Jump to content

Charles Fey

From Wikipedia, the free encyclopedia
Liberty Bell Slot Machine memorial, San Francisco

Charles Fey (born August Fey in Vöhringen, Kingdom of Bavaria; September 9, 1862 [1] – November 10, 1944) was a San Francisco mechanic best known for inventing the slot machine.

Career and invention[edit]

Fey's Liberty Bell slot machine

His father Karl worked as a sexton at the Ulm Minster cathedral and had fifteen children with Charles' mother Maria.[2] As a teenager, Fey worked for a farming tool manufacturer, gaining his first skills, which heavily influenced his career.[3]

In 1877,[3] Charles Fey moved to France to work there, and spent some time in England too, before leaving for the United States at age twenty-three, where his uncle lived in New Jersey.[4]

Fey traveled all over the USA and settled in San Francisco, California where he started working at the Western Electric Works company in 1885.[5] Later he started his own company together with Theodore Holtz and Gustav Friedrich Wilhelm Schultze: this company worked with electrical equipment and telephones.
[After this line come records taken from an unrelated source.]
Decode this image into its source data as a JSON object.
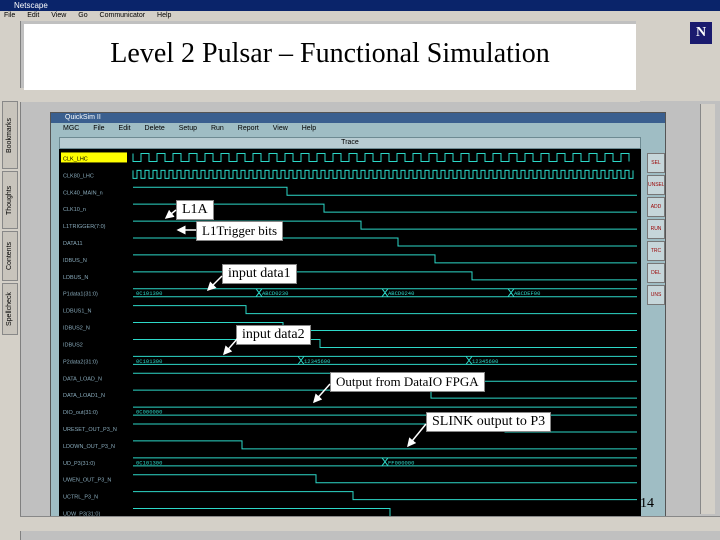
{
  "browser": {
    "title": "Netscape",
    "menu": [
      "File",
      "Edit",
      "View",
      "Go",
      "Communicator",
      "Help"
    ],
    "side_tabs": [
      "Bookmarks",
      "Thoughts",
      "Contents",
      "Spellcheck"
    ],
    "logo_letter": "N"
  },
  "slide": {
    "title": "Level 2 Pulsar – Functional Simulation",
    "page_number": "14"
  },
  "quicksim": {
    "window_title": "QuickSim II",
    "menu": [
      "MGC",
      "File",
      "Edit",
      "Delete",
      "Setup",
      "Run",
      "Report",
      "View",
      "Help"
    ],
    "trace_title": "Trace",
    "side_buttons": [
      "SEL",
      "UNSEL",
      "ADD",
      "RUN",
      "TRC",
      "DEL",
      "UNS"
    ]
  },
  "signals": [
    {
      "name": "CLK_LHC",
      "highlight": true
    },
    {
      "name": "CLK80_LHC"
    },
    {
      "name": "CLK40_MAIN_n"
    },
    {
      "name": "CLK10_n"
    },
    {
      "name": "L1TRIGGER(7:0)"
    },
    {
      "name": "DATA11"
    },
    {
      "name": "IDBUS_N"
    },
    {
      "name": "LDBUS_N"
    },
    {
      "name": "P1data1(31:0)",
      "values": [
        "0C101300",
        "ABCD0230",
        "ABCD0240",
        "ABCDEF00"
      ]
    },
    {
      "name": "LDBUS1_N"
    },
    {
      "name": "IDBUS2_N"
    },
    {
      "name": "IDBUS2"
    },
    {
      "name": "P2data2(31:0)",
      "values": [
        "0C101300",
        "12345600",
        "12345600"
      ]
    },
    {
      "name": "DATA_LOAD_N"
    },
    {
      "name": "DATA_LOAD1_N"
    },
    {
      "name": "DIO_out(31:0)",
      "values": [
        "0C000000"
      ]
    },
    {
      "name": "URESET_OUT_P3_N"
    },
    {
      "name": "LDOWN_OUT_P3_N"
    },
    {
      "name": "UD_P3(31:0)",
      "values": [
        "0C101300",
        "FF000000"
      ]
    },
    {
      "name": "UWEN_OUT_P3_N"
    },
    {
      "name": "UCTRL_P3_N"
    },
    {
      "name": "UDW_P3(31:0)"
    }
  ],
  "annotations": {
    "l1a": "L1A",
    "l1trigger": "L1Trigger bits",
    "input1": "input data1",
    "input2": "input data2",
    "output_dataio": "Output from DataIO FPGA",
    "slink": "SLINK output to P3"
  },
  "colors": {
    "wave": "#2dd8c8",
    "background": "#000000",
    "annotation_border": "#888888"
  }
}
In the 1880s, slot machines required an attendant to make a payout, usually tickets or tokens. Gustav Friedrich Wilhelm Schultze's "Horseshoe Slot Machine" of 1893 was the first machine to include an automatic payout mechanism.[4] In 1895, Fey invented a modified version of the Horseshoe that paid out coins; this machine became incredibly popular.

Fey opened a slot machine workshop in 1896[6] or 1897.[4]
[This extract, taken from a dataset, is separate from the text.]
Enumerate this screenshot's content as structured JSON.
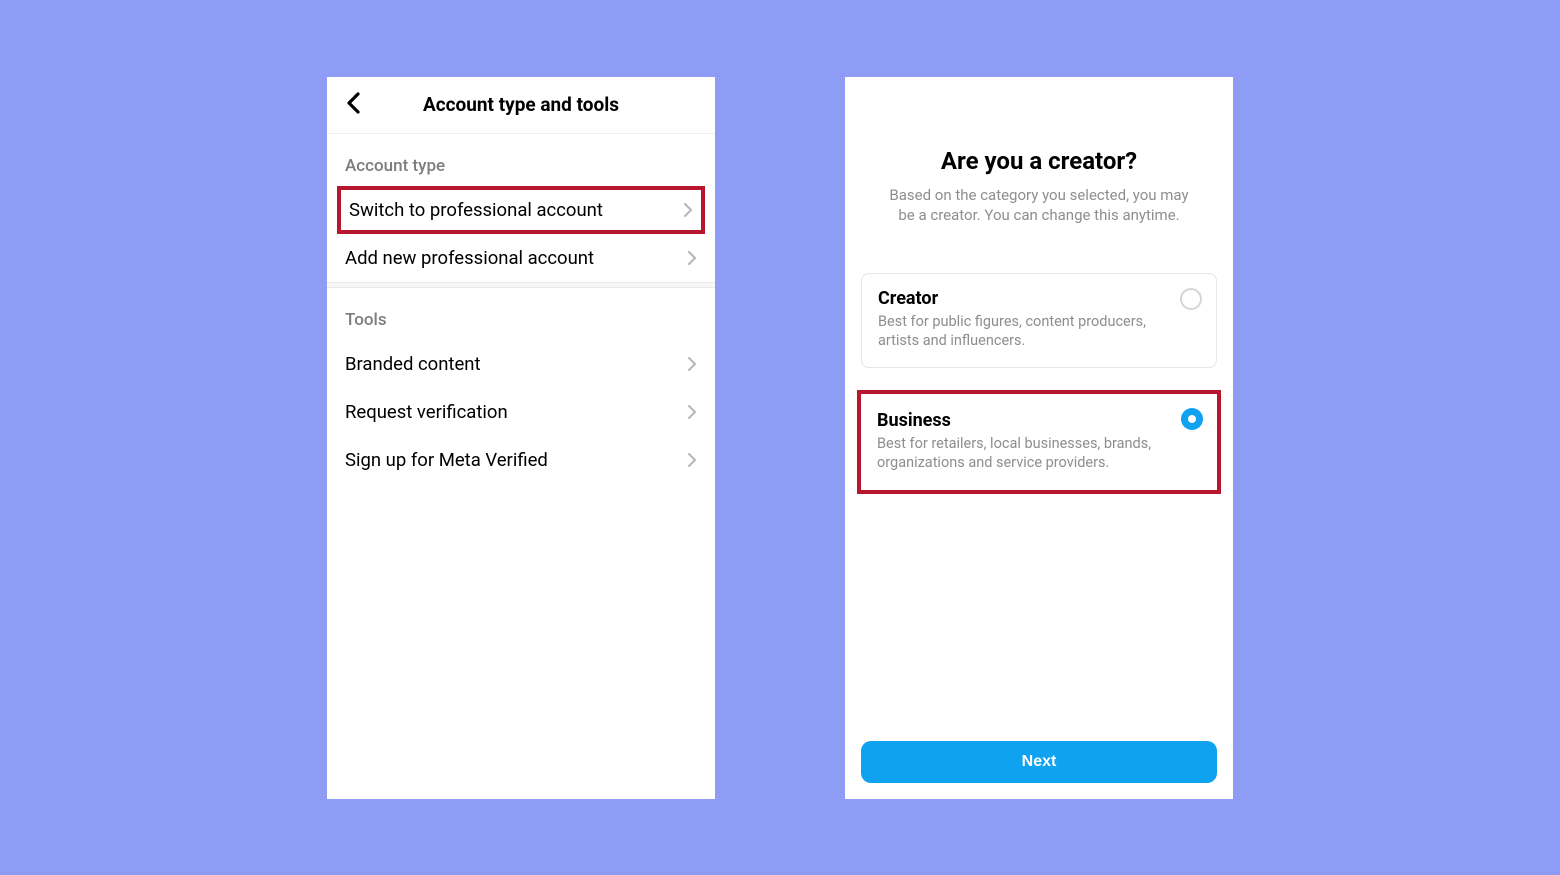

In 1898, he designed the "Liberty Bell Slot Machine," the most famous slot machine of its day. When three bells aligned, it paid fifty cents. Fey installed and managed his machines in saloons throughout San Francisco. Because gambling was illegal in California, Fey could not patent his device, leading to many competitors.[4]

Personal life[edit]

Plaque marking Fey's birthplace in Vöhringen

In San Francisco, Fey met Marie Christine Volkmar (1866–1942), but their courtship was interrupted by illness. In the early 1880s, Fey had been diagnosed with tuberculosis; in accordance with scientific knowledge at the time, he moved to a warmer climate (Mexico) for a few years, before returning to San Francisco for a series of creosote treatments, which were successful. He married Marie in 1889. The couple had three daughters and one son.[4]

During this time, Fey changed his name from August to Charles, supposedly because he did not like the nickname "Gus."[4]

After settling in San Francisco, he stayed there except for a brief spell in Mexico, to recover from a bout of tuberculosis in a warmer climate.[3]

Further reading[edit]

  • Marshall Fey: Slot Machines: A pictorial history of the first 100 years of the world's most popular coin-operated gaming device. Liberty Belle Books, Reno (Nevada) 1989, ISBN 978-0-962385-20-9.
  • Gerhard Reiter: Charles Fey. Erfinder der Liberty Bell Slot Machine. In: Geschichte im Landkreis Neu-Ulm, Landkreis Neu-Ulm, Series: Geschichte im Landkreis Neu-Ulm, 5. Jahrgang 1999, ISBN 3-9804730-5-8, S. 131–138.


  1. ^ "California Death Index". Archived from the original on 2008-01-18. Retrieved 2008-02-11.
  2. ^ "Charles August Fey".
  3. ^ a b c "Charles Fey – The inventor of the slot machine". Wink. Retrieved 1 April 2021.
  4. ^ a b c d e f Wohlers, Tony and Eric Schmaltz. "Charles August Fey." In Immigrant Entrepreneurship: German-American Business Biographies, 1720 to the Present, vol. 3, edited by Giles R. Hoyt. German Historical Institute. Last modified March 25, 2014.
  5. ^ Charles Fey History and Biography Archived June 8, 2008, at the Wayback Machine
  6. ^ Charles Fey at SlotsMachinesHistory.com

External links[edit]